Event attendees gathered in New York City’s Hudson River Park to hear from community activists, watch live performances and drag shows, eat, dance and socialize.
Ts Candii, founder of Black Trans Nation, a nonprofit organization that provides emergency financial assistance and other support to sex workers looking to avoid the streets, said that the event was aimed at promoting joy.
“The main purpose of this event was for Black joy, Black trans joy, Black trans liberation…to uplift and celebrate Black trans women while we are alive, because every hour, every day, at every turn, there is a Black transgender woman brutally murdered,” she said. “So due to all of the pain and suffering, we thought there was a need to have some kind of laughter.”
The event was co-organized by nine different organizations, including Black Trans Nation, Housing Works, and The Brooklyn GHOST Project. Amongst the guest speakers was Tanesha Grant, founder of Parents Supporting Parents NYC, an organization providing parents with resources during the Covid-19 pandemic.
The event comes at a time when violence against the Black trans community is at an all-time-high, with the Human Rights Campaign reporting 27 known transgender or gender non-conforming murder victims this year in the United States as of September 2020. Last year there were 26 known victims. The Human Rights Campaign also reports that transgender individuals frequently face mistreatment from law enforcement and high rates of assault while incarcerated.
“The criminal justice system was not created to protect Black lives, and it sure as hell wasn’t created to protect trans lives,” said Candii. “We are ants under their feet…they don’t care about our lives.”
The Trans Liberation Now Celebration conveyed the importance of voting by having volunteers register attendees to vote in upcoming elections, and by hosting New York City mayoral candidate, Dianne Morales.
Morales, originally from Brooklyn and the daughter of Puerto Rican parents, spoke of her campaign’s emphasis on giving voice to marginalized communities.
With tambourine in hand she said, “ I am running for mayor of New York City because it is time that we center and elevate the voices of those of us who have historically been silenced.”
Candii believes that Morales is the candidate most ready and willing to fight for the rights of Black and transgender individuals.
“She is on the ground with the most marginalized doing the work.
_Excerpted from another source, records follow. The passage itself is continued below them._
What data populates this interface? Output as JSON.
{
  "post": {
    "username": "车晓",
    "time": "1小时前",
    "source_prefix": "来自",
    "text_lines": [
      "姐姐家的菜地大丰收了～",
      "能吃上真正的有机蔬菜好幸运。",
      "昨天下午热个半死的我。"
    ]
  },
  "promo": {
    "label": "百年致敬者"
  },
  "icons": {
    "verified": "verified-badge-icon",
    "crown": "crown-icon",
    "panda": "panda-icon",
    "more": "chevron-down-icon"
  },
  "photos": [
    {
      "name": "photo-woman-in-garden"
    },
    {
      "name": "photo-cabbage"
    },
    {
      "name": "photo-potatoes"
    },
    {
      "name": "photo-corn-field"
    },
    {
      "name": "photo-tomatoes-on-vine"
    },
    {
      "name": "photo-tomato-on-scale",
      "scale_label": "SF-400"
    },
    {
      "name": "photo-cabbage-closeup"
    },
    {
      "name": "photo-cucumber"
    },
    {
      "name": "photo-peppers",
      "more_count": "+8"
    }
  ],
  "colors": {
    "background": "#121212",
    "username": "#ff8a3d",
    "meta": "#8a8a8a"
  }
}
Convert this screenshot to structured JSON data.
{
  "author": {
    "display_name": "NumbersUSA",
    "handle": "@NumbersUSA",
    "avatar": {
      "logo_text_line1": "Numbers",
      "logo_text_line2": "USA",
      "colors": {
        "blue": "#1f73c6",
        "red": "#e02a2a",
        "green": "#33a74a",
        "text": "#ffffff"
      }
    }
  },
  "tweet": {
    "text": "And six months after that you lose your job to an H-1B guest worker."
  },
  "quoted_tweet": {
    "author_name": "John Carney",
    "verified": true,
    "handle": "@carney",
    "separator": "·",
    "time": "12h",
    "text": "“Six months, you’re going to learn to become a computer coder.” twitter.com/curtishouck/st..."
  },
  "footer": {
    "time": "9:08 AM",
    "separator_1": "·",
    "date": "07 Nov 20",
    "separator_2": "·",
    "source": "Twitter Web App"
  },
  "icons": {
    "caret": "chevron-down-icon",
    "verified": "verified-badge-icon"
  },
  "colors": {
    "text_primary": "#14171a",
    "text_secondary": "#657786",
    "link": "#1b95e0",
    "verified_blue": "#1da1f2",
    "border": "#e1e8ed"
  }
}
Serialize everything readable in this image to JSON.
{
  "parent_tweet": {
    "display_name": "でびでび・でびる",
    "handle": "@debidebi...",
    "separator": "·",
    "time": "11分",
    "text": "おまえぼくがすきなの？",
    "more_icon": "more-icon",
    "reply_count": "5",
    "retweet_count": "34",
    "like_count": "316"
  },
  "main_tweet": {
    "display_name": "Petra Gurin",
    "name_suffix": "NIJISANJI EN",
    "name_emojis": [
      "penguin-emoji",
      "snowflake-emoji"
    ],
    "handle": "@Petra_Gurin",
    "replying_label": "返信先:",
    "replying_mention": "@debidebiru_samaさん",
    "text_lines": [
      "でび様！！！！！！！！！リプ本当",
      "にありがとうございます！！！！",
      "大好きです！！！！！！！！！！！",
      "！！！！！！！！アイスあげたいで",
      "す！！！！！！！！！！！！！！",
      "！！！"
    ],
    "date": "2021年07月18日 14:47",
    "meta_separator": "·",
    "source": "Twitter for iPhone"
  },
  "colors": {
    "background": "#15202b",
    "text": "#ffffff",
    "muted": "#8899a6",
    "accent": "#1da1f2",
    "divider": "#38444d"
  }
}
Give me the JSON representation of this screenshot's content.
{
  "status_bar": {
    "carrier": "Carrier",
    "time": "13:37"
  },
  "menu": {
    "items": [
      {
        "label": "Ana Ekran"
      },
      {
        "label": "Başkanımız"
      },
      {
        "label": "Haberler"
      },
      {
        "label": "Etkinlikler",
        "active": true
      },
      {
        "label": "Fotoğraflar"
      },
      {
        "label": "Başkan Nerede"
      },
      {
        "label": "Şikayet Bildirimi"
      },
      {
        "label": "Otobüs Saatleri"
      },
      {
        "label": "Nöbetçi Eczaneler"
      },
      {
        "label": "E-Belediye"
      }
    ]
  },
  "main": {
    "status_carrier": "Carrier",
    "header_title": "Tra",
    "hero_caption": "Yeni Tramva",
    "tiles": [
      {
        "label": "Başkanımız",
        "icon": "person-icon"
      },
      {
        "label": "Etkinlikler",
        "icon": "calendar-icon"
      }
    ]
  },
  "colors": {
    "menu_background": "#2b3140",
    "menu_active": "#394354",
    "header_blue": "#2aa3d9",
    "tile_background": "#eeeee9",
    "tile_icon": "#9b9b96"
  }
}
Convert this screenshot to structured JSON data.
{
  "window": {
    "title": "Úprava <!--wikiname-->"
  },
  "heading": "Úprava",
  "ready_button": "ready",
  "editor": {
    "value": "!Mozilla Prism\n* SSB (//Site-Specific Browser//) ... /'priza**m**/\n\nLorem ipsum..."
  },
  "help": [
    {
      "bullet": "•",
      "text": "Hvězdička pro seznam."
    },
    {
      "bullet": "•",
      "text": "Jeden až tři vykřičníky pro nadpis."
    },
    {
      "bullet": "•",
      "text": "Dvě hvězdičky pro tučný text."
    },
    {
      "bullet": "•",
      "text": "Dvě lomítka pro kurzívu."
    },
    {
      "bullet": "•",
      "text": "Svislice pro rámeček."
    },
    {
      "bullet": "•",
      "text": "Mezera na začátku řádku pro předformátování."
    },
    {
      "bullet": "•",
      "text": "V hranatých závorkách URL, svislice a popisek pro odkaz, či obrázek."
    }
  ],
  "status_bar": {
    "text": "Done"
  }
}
When she gets into office I know that she won’t forget about me like the rest of the candidates,” she said.
The celebration is just the first of many more to happen annually, according to Candii. But between the celebrations she hopes to see more allies of the Black trans community consider the need.
“Donate on a consistent basis, make Black trans people, Black Trans Nation, a part of your budget, and give us funds so that we can continue to invest back into the community,” she said.